→ **GOAL OF THE EXERCISE**: Give back all of the data unchanged. Keep every word as it is.

→ **DATA RECORDS**:

——

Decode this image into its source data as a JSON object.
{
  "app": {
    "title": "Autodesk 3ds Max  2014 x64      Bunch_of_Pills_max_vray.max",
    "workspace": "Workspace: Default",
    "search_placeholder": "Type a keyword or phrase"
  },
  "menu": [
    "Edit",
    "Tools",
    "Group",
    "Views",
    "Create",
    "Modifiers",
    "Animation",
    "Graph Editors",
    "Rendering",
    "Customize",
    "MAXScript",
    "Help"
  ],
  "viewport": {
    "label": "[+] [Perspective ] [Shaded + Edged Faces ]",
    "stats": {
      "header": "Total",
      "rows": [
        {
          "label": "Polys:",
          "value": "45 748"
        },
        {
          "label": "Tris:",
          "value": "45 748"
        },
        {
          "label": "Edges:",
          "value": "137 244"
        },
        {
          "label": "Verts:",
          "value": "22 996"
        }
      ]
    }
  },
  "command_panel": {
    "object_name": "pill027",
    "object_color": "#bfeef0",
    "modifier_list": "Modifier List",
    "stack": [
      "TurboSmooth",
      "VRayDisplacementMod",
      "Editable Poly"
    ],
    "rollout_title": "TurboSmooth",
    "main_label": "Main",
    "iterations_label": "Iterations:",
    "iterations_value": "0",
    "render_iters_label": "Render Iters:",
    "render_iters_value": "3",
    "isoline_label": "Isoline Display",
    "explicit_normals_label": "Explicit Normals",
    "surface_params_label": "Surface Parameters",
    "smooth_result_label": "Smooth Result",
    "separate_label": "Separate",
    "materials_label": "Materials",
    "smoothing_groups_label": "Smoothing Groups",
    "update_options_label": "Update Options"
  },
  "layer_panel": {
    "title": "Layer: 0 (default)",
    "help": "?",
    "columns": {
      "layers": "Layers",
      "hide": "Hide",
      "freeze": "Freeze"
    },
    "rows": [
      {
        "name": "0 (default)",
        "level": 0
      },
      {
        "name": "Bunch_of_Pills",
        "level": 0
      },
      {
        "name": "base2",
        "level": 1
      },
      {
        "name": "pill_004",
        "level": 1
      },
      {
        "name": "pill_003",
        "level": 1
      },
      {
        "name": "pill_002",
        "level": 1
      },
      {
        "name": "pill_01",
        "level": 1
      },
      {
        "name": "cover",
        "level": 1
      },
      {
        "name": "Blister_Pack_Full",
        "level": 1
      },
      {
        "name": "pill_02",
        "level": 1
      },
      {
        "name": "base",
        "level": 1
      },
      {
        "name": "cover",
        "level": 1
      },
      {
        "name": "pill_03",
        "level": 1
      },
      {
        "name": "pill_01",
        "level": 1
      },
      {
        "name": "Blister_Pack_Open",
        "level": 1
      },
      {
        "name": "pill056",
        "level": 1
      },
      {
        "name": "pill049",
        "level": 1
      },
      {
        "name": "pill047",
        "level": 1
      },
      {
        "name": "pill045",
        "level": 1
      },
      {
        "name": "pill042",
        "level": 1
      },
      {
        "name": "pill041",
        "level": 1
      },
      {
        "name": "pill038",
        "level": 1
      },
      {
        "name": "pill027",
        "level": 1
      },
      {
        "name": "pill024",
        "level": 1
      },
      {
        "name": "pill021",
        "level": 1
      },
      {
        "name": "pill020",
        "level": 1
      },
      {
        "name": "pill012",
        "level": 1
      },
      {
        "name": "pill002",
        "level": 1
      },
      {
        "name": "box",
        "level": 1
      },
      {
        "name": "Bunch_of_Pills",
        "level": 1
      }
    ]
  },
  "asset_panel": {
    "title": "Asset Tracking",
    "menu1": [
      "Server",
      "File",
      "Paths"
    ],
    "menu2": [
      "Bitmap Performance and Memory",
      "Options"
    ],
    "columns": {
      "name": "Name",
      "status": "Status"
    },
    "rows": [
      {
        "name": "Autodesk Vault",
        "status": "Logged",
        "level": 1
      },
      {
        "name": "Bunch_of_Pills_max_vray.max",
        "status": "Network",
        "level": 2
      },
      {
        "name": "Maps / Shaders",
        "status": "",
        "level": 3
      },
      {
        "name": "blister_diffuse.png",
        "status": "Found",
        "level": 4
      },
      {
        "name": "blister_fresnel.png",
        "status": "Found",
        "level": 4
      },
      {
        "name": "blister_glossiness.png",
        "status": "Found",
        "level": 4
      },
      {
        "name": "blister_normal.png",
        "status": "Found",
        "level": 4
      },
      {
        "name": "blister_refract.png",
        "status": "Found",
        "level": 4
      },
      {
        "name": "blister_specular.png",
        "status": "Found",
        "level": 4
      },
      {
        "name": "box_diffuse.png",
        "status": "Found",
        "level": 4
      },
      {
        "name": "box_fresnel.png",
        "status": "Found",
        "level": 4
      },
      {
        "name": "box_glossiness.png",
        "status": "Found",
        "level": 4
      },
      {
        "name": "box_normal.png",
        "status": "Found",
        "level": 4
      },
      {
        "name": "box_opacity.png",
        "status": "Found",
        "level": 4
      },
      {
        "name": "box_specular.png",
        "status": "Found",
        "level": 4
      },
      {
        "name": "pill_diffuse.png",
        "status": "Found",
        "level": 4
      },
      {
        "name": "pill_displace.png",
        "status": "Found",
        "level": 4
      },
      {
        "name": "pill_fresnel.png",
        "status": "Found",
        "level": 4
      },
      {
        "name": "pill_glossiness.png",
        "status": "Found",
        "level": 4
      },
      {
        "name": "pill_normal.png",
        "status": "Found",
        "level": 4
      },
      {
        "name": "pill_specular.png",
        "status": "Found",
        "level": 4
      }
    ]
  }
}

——

→ **RESULT FOR THIS TASK**:
Decode this image into its source data as a JSON object.
{
  "app": {
    "title": "Autodesk 3ds Max  2014 x64      Bunch_of_Pills_max_vray.max",
    "workspace": "Workspace: Default",
    "search_placeholder": "Type a keyword or phrase"
  },
  "menu": [
    "Edit",
    "Tools",
    "Group",
    "Views",
    "Create",
    "Modifiers",
    "Animation",
    "Graph Editors",
    "Rendering",
    "Customize",
    "MAXScript",
    "Help"
  ],
  "viewport": {
    "label": "[+] [Perspective ] [Shaded + Edged Faces ]",
    "stats": {
      "header": "Total",
      "rows": [
        {
          "label": "Polys:",
          "value": "45 748"
        },
        {
          "label": "Tris:",
          "value": "45 748"
        },
        {
          "label": "Edges:",
          "value": "137 244"
        },
        {
          "label": "Verts:",
          "value": "22 996"
        }
      ]
    }
  },
  "command_panel": {
    "object_name": "pill027",
    "object_color": "#bfeef0",
    "modifier_list": "Modifier List",
    "stack": [
      "TurboSmooth",
      "VRayDisplacementMod",
      "Editable Poly"
    ],
    "rollout_title": "TurboSmooth",
    "main_label": "Main",
    "iterations_label": "Iterations:",
    "iterations_value": "0",
    "render_iters_label": "Render Iters:",
    "render_iters_value": "3",
    "isoline_label": "Isoline Display",
    "explicit_normals_label": "Explicit Normals",
    "surface_params_label": "Surface Parameters",
    "smooth_result_label": "Smooth Result",
    "separate_label": "Separate",
    "materials_label": "Materials",
    "smoothing_groups_label": "Smoothing Groups",
    "update_options_label": "Update Options"
  },
  "layer_panel": {
    "title": "Layer: 0 (default)",
    "help": "?",
    "columns": {
      "layers": "Layers",
      "hide": "Hide",
      "freeze": "Freeze"
    },
    "rows": [
      {
        "name": "0 (default)",
        "level": 0
      },
      {
        "name": "Bunch_of_Pills",
        "level": 0
      },
      {
        "name": "base2",
        "level": 1
      },
      {
        "name": "pill_004",
        "level": 1
      },
      {
        "name": "pill_003",
        "level": 1
      },
      {
        "name": "pill_002",
        "level": 1
      },
      {
        "name": "pill_01",
        "level": 1
      },
      {
        "name": "cover",
        "level": 1
      },
      {
        "name": "Blister_Pack_Full",
        "level": 1
      },
      {
        "name": "pill_02",
        "level": 1
      },
      {
        "name": "base",
        "level": 1
      },
      {
        "name": "cover",
        "level": 1
      },
      {
        "name": "pill_03",
        "level": 1
      },
      {
        "name": "pill_01",
        "level": 1
      },
      {
        "name": "Blister_Pack_Open",
        "level": 1
      },
      {
        "name": "pill056",
        "level": 1
      },
      {
        "name": "pill049",
        "level": 1
      },
      {
        "name": "pill047",
        "level": 1
      },
      {
        "name": "pill045",
        "level": 1
      },
      {
        "name": "pill042",
        "level": 1
      },
      {
        "name": "pill041",
        "level": 1
      },
      {
        "name": "pill038",
        "level": 1
      },
      {
        "name": "pill027",
        "level": 1
      },
      {
        "name": "pill024",
        "level": 1
      },
      {
        "name": "pill021",
        "level": 1
      },
      {
        "name": "pill020",
        "level": 1
      },
      {
        "name": "pill012",
        "level": 1
      },
      {
        "name": "pill002",
        "level": 1
      },
      {
        "name": "box",
        "level": 1
      },
      {
        "name": "Bunch_of_Pills",
        "level": 1
      }
    ]
  },
  "asset_panel": {
    "title": "Asset Tracking",
    "menu1": [
      "Server",
      "File",
      "Paths"
    ],
    "menu2": [
      "Bitmap Performance and Memory",
      "Options"
    ],
    "columns": {
      "name": "Name",
      "status": "Status"
    },
    "rows": [
      {
        "name": "Autodesk Vault",
        "status": "Logged",
        "level": 1
      },
      {
        "name": "Bunch_of_Pills_max_vray.max",
        "status": "Network",
        "level": 2
      },
      {
        "name": "Maps / Shaders",
        "status": "",
        "level": 3
      },
      {
        "name": "blister_diffuse.png",
        "status": "Found",
        "level": 4
      },
      {
        "name": "blister_fresnel.png",
        "status": "Found",
        "level": 4
      },
      {
        "name": "blister_glossiness.png",
        "status": "Found",
        "level": 4
      },
      {
        "name": "blister_normal.png",
        "status": "Found",
        "level": 4
      },
      {
        "name": "blister_refract.png",
        "status": "Found",
        "level": 4
      },
      {
        "name": "blister_specular.png",
        "status": "Found",
        "level": 4
      },
      {
        "name": "box_diffuse.png",
        "status": "Found",
        "level": 4
      },
      {
        "name": "box_fresnel.png",
        "status": "Found",
        "level": 4
      },
      {
        "name": "box_glossiness.png",
        "status": "Found",
        "level": 4
      },
      {
        "name": "box_normal.png",
        "status": "Found",
        "level": 4
      },
      {
        "name": "box_opacity.png",
        "status": "Found",
        "level": 4
      },
      {
        "name": "box_specular.png",
        "status": "Found",
        "level": 4
      },
      {
        "name": "pill_diffuse.png",
        "status": "Found",
        "level": 4
      },
      {
        "name": "pill_displace.png",
        "status": "Found",
        "level": 4
      },
      {
        "name": "pill_fresnel.png",
        "status": "Found",
        "level": 4
      },
      {
        "name": "pill_glossiness.png",
        "status": "Found",
        "level": 4
      },
      {
        "name": "pill_normal.png",
        "status": "Found",
        "level": 4
      },
      {
        "name": "pill_specular.png",
        "status": "Found",
        "level": 4
      }
    ]
  }
}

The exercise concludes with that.